Retype the material so that each line matches the original exactly.
——
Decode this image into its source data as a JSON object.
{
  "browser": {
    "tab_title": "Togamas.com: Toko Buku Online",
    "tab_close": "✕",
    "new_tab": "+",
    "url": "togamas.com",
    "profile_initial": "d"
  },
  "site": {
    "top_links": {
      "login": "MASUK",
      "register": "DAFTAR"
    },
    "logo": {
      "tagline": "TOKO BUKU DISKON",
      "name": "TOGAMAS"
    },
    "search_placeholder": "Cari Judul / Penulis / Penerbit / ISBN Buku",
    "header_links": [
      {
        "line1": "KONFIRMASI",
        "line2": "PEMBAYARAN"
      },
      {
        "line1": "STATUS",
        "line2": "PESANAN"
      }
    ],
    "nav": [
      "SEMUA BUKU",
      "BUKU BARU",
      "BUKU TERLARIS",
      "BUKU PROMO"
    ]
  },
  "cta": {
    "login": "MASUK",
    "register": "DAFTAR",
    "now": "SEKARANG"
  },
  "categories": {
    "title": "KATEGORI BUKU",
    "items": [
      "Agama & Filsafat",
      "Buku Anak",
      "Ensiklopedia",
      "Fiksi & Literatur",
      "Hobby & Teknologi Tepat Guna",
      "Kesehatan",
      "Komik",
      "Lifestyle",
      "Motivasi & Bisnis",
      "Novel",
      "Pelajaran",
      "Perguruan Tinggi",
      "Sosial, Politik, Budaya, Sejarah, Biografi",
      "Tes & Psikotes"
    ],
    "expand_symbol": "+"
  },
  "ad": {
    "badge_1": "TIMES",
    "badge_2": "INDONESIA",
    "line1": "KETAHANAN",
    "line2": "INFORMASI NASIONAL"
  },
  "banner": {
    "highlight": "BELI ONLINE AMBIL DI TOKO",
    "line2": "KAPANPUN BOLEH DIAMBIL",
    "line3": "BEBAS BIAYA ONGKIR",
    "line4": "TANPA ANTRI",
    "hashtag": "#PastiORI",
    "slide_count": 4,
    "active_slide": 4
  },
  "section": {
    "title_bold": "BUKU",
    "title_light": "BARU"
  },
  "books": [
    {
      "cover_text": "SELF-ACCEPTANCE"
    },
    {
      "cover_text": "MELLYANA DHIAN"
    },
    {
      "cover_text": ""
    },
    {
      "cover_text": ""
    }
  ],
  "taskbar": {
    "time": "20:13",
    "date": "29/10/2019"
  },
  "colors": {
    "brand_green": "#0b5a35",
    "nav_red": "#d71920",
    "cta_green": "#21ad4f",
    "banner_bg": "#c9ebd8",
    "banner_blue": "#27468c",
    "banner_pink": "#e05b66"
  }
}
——
Written response:
Decode this image into its source data as a JSON object.
{
  "browser": {
    "tab_title": "Togamas.com: Toko Buku Online",
    "tab_close": "✕",
    "new_tab": "+",
    "url": "togamas.com",
    "profile_initial": "d"
  },
  "site": {
    "top_links": {
      "login": "MASUK",
      "register": "DAFTAR"
    },
    "logo": {
      "tagline": "TOKO BUKU DISKON",
      "name": "TOGAMAS"
    },
    "search_placeholder": "Cari Judul / Penulis / Penerbit / ISBN Buku",
    "header_links": [
      {
        "line1": "KONFIRMASI",
        "line2": "PEMBAYARAN"
      },
      {
        "line1": "STATUS",
        "line2": "PESANAN"
      }
    ],
    "nav": [
      "SEMUA BUKU",
      "BUKU BARU",
      "BUKU TERLARIS",
      "BUKU PROMO"
    ]
  },
  "cta": {
    "login": "MASUK",
    "register": "DAFTAR",
    "now": "SEKARANG"
  },
  "categories": {
    "title": "KATEGORI BUKU",
    "items": [
      "Agama & Filsafat",
      "Buku Anak",
      "Ensiklopedia",
      "Fiksi & Literatur",
      "Hobby & Teknologi Tepat Guna",
      "Kesehatan",
      "Komik",
      "Lifestyle",
      "Motivasi & Bisnis",
      "Novel",
      "Pelajaran",
      "Perguruan Tinggi",
      "Sosial, Politik, Budaya, Sejarah, Biografi",
      "Tes & Psikotes"
    ],
    "expand_symbol": "+"
  },
  "ad": {
    "badge_1": "TIMES",
    "badge_2": "INDONESIA",
    "line1": "KETAHANAN",
    "line2": "INFORMASI NASIONAL"
  },
  "banner": {
    "highlight": "BELI ONLINE AMBIL DI TOKO",
    "line2": "KAPANPUN BOLEH DIAMBIL",
    "line3": "BEBAS BIAYA ONGKIR",
    "line4": "TANPA ANTRI",
    "hashtag": "#PastiORI",
    "slide_count": 4,
    "active_slide": 4
  },
  "section": {
    "title_bold": "BUKU",
    "title_light": "BARU"
  },
  "books": [
    {
      "cover_text": "SELF-ACCEPTANCE"
    },
    {
      "cover_text": "MELLYANA DHIAN"
    },
    {
      "cover_text": ""
    },
    {
      "cover_text": ""
    }
  ],
  "taskbar": {
    "time": "20:13",
    "date": "29/10/2019"
  },
  "colors": {
    "brand_green": "#0b5a35",
    "nav_red": "#d71920",
    "cta_green": "#21ad4f",
    "banner_bg": "#c9ebd8",
    "banner_blue": "#27468c",
    "banner_pink": "#e05b66"
  }
}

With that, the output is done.